Re: Proposed HTTP SEARCH method update

On Wed, May 20, 2015 at 11:48 AM, Phil Hunt <> wrote:

> Roy,
> Thanks for your comments.
> We seem to agree on the objectives to enhance the web, but come to a
> different conclusion. I’m not sure why yet.
> I’m observing GET with filters causing the same “damage” that you are
> suggesting search does.  I think it is worse because of the need to pass
> private or confidential information in URLs.  So my first need is to move
> away from overriding to somewhere else. Headers? Body?  Both have problems
> and can cause the client to make erroneous assumptions about the results.
> By the way, I found it interesting that people are having the same issue
> with DELETE on this thread.
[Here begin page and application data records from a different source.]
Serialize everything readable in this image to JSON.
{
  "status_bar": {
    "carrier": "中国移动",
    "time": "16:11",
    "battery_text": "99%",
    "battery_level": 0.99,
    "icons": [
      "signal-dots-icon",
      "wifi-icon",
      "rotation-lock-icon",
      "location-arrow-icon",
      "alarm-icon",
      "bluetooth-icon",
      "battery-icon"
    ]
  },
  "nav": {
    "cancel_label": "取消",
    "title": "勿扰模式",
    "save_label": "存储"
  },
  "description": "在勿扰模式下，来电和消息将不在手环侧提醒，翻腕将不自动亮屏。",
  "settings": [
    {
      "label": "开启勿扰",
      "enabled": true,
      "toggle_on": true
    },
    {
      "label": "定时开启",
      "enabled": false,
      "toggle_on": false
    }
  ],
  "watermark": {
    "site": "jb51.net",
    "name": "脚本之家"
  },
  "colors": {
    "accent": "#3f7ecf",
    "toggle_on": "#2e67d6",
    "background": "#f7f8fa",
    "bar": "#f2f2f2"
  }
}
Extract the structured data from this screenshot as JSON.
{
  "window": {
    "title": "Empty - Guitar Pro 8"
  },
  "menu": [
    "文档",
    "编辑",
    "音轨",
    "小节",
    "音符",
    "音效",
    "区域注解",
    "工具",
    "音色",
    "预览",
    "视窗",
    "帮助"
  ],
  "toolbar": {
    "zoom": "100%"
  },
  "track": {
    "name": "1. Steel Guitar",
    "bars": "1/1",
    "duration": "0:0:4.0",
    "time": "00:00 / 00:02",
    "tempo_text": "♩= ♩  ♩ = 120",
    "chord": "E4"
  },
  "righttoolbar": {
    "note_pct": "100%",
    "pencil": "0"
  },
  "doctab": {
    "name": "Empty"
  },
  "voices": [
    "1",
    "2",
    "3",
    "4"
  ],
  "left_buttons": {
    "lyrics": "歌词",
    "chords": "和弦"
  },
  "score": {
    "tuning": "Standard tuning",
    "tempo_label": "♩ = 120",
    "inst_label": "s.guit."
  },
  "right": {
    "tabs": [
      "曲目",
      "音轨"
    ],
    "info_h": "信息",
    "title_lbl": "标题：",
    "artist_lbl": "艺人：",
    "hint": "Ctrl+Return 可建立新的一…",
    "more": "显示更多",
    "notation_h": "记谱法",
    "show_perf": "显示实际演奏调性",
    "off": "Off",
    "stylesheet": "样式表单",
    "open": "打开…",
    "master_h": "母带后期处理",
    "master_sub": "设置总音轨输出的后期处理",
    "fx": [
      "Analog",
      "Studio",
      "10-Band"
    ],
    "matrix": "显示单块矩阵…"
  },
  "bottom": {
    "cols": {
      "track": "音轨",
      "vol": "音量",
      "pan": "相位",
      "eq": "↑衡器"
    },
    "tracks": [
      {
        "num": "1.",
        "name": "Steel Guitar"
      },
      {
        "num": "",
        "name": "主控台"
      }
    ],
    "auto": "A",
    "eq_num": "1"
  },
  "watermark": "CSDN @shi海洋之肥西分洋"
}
I’ve also started to run into issues around is
> delete really always a delete….this pushes the need for parameters on
> delete.  But I digress away from my use case.
DELETE with parameters as matching rules etc could really be just a POST,
the universal method for overriding with rpc semantics.
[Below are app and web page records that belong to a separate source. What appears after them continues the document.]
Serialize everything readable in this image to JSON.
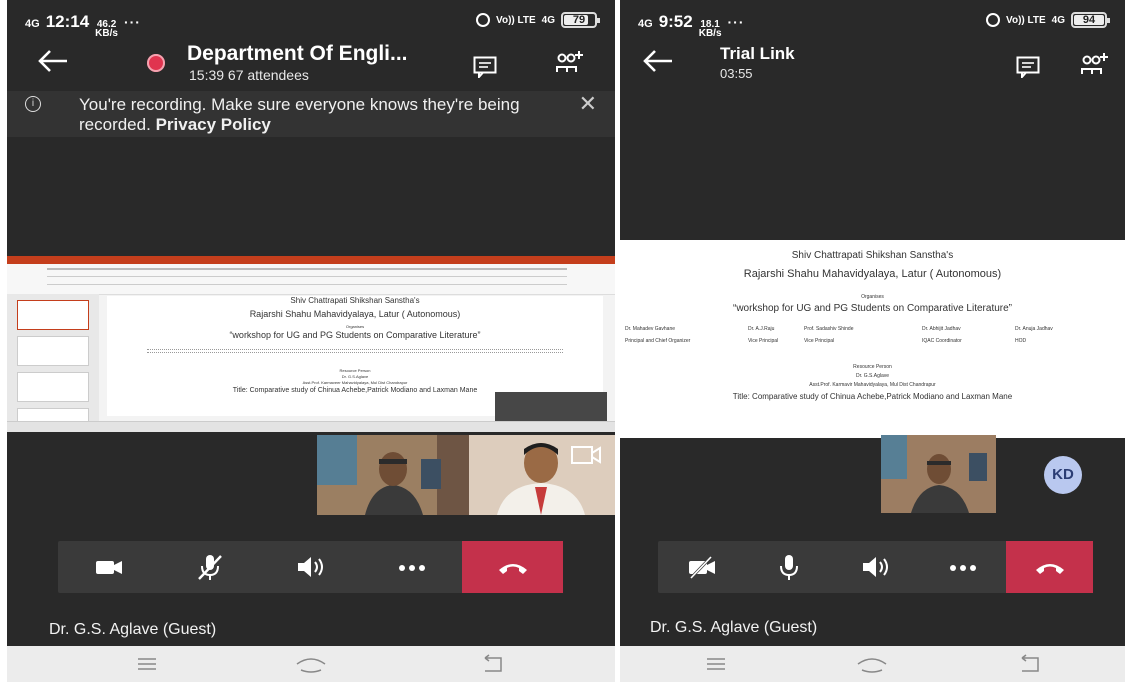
{
  "left": {
    "status": {
      "network": "4G",
      "time": "12:14",
      "speed_value": "46.2",
      "speed_unit": "KB/s",
      "dots": "···",
      "volte": "Vo)) LTE",
      "net": "4G",
      "battery": "79"
    },
    "meeting_title": "Department Of Engli...",
    "meeting_sub": "15:39  67 attendees",
    "banner": {
      "text": "You're recording. Make sure everyone knows they're being recorded.",
      "link": "Privacy Policy"
    },
    "participant_name": "Dr. G.S. Aglave (Guest)",
    "slide_lines": {
      "l1": "Shiv Chattrapati Shikshan Sanstha's",
      "l2": "Rajarshi Shahu Mahavidyalaya, Latur  ( Autonomous)",
      "l3": "Organises",
      "l4": "“workshop for UG and PG Students on Comparative Literature”",
      "l5": "Resource Person",
      "l6": "Dr. G.S.Aglave",
      "l7": "Asst.Prof. Karmaveer Mahavidyalaya, Mul Dist Chandrapur",
      "l8": "Title: Comparative study of Chinua Achebe,Patrick Modiano and Laxman Mane"
    }
  },
  "right": {
    "status": {
      "network": "4G",
      "time": "9:52",
      "speed_value": "18.1",
      "speed_unit": "KB/s",
      "dots": "···",
      "volte": "Vo)) LTE",
      "net": "4G",
      "battery": "94"
    },
    "meeting_title": "Trial Link",
    "meeting_sub": "03:55",
    "avatar_initials": "KD",
    "participant_name": "Dr. G.S. Aglave (Guest)",
    "slide_lines": {
      "l1": "Shiv Chattrapati Shikshan Sanstha's",
      "l2": "Rajarshi Shahu Mahavidyalaya, Latur  ( Autonomous)",
      "l3": "Organises",
      "l4": "“workshop for UG and PG Students on Comparative Literature”",
      "p1n": "Dr. Mahadev Gavhane",
      "p1r": "Principal and Chief Organizer",
      "p2n": "Dr. A.J.Raju",
      "p2r": "Vice Principal",
      "p3n": "Prof. Sadashiv Shinde",
      "p3r": "Vice Principal",
      "p4n": "Dr. Abhijit Jadhav",
      "p4r": "IQAC Coordinator",
      "p5n": "Dr. Anuja Jadhav",
      "p5r": "HOD",
      "l5": "Resource Person",
      "l6": "Dr. G.S.Aglave",
      "l7": "Asst.Prof. Karmavir Mahavidyalaya, Mul Dist Chandrapur",
      "l8": "Title: Comparative study of Chinua Achebe,Patrick Modiano and Laxman Mane"
    }
  },
  "colors": {
    "end_call": "#c4314b",
    "record": "#e0344f",
    "background": "#292929"
  }
}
> In my use case, I would like to test a condition about an addressable
> resource rather than return it.  A matching capability is powerful because
> it exposes an “oracle” function that allows a client to ask a question that
> is true/false without needing the whole resource or even disclosing the raw
> information (e.g. an attribute). I’ve considered using match headers, but I
> worry about knowing the service provider got the headers intact. E.g. if
> the headers are stripped, the risk is too much information is exposed
> leading to bad assumptions (that a specific condition was true) on the part
> of the client.
> Over time, I think the use of SEARCH would reduce use of GET yes. But my
> thinking is it reduces the poor uses of GET. What it is really doing is
> purifying GET and unloading it from all this overburdening “function" stuff
> and making the quality of bookmarking and linking better.

Rather than seeing SEARCH as related to GET, maybe what we really need is
just a safe/Idempotent POST (aka rpc). With reduced semantics the benefits
of such a new method may become more obvious.
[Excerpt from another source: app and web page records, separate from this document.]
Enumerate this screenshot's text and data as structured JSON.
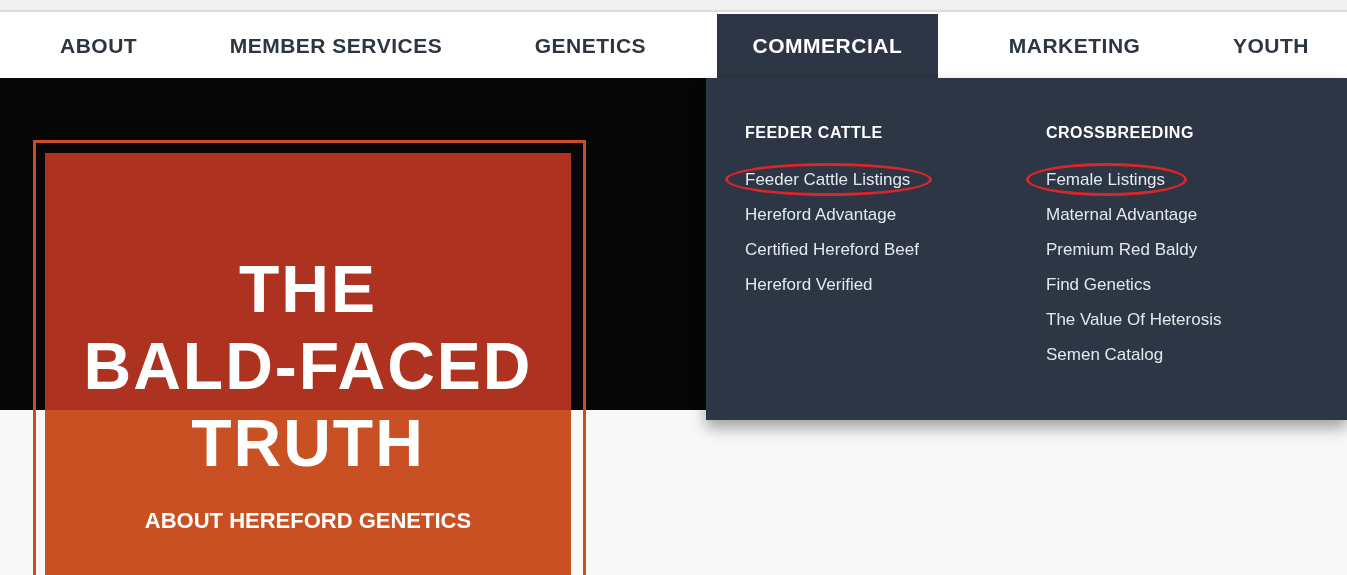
{
  "nav": [
    {
      "label": "ABOUT",
      "selected": false
    },
    {
      "label": "MEMBER SERVICES",
      "selected": false
    },
    {
      "label": "GENETICS",
      "selected": false
    },
    {
      "label": "COMMERCIAL",
      "selected": true
    },
    {
      "label": "MARKETING",
      "selected": false
    },
    {
      "label": "YOUTH",
      "selected": false
    }
  ],
  "dropdown": {
    "columns": [
      {
        "heading": "FEEDER CATTLE",
        "items": [
          {
            "label": "Feeder Cattle Listings",
            "circled": true
          },
          {
            "label": "Hereford Advantage",
            "circled": false
          },
          {
            "label": "Certified Hereford Beef",
            "circled": false
          },
          {
            "label": "Hereford Verified",
            "circled": false
          }
        ]
      },
      {
        "heading": "CROSSBREEDING",
        "items": [
          {
            "label": "Female Listings",
            "circled": true
          },
          {
            "label": "Maternal Advantage",
            "circled": false
          },
          {
            "label": "Premium Red Baldy",
            "circled": false
          },
          {
            "label": "Find Genetics",
            "circled": false
          },
          {
            "label": "The Value Of Heterosis",
            "circled": false
          },
          {
            "label": "Semen Catalog",
            "circled": false
          }
        ]
      }
    ]
  },
  "hero": {
    "title_lines": [
      "THE",
      "BALD-FACED",
      "TRUTH"
    ],
    "subtitle": "ABOUT HEREFORD GENETICS"
  }
}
> Thanks,
> Phil
> @independentid
> > On May 20, 2015, at 10:45 AM, Roy T. Fielding <> wrote:
> >
> >> On May 19, 2015, at 9:04 PM, Phil Hunt <> wrote:
> >>
> >> What I was trying to illustrate is that DELETE is also a function and
> it hasn’t turned the web into RPC.  Why have RPC methods like PATCH PUT and
> >
> > They are not RPC methods.  They have uniform semantics, operate on the
> target resource,
> > and are defined in such a way that intermediaries can understand their
> intended effects.
> >
> >> I don’t see how SEARCH “hurts” the web. If GET is supposed to be a web
> linkable resource and not one with embedded RPC functions like SEARCH or
> for that matter delete (e.g. GET
> In a hypermedia web, don’t
> we want to keep GET from being overloaded with functions like search?
> >
> > SEARCH does not have uniform semantics (it means different things based
> on the body),
> > does not operate on the target resource, and is useless for
> intermediaries.
> > However, that isn't why it is bad for the Web.
> >
> > The reason SEARCH is bad for the Web is because it allows lazy fools to
> provide
> > reusable information in a form that doesn't have an associated resource
> identifier.
> > It provides the same function as a parametrized GET request without
> minting a URL.
> > In other words, it reduces the number of identifiable resources, which
> reduces
> > the network effect of linked resources, which harms the Web because it
> reduces the
> > power of the resulting information system.
> >
> > ....Roy
> >

Received on Friday, 22 May 2015 07:01:23 UTC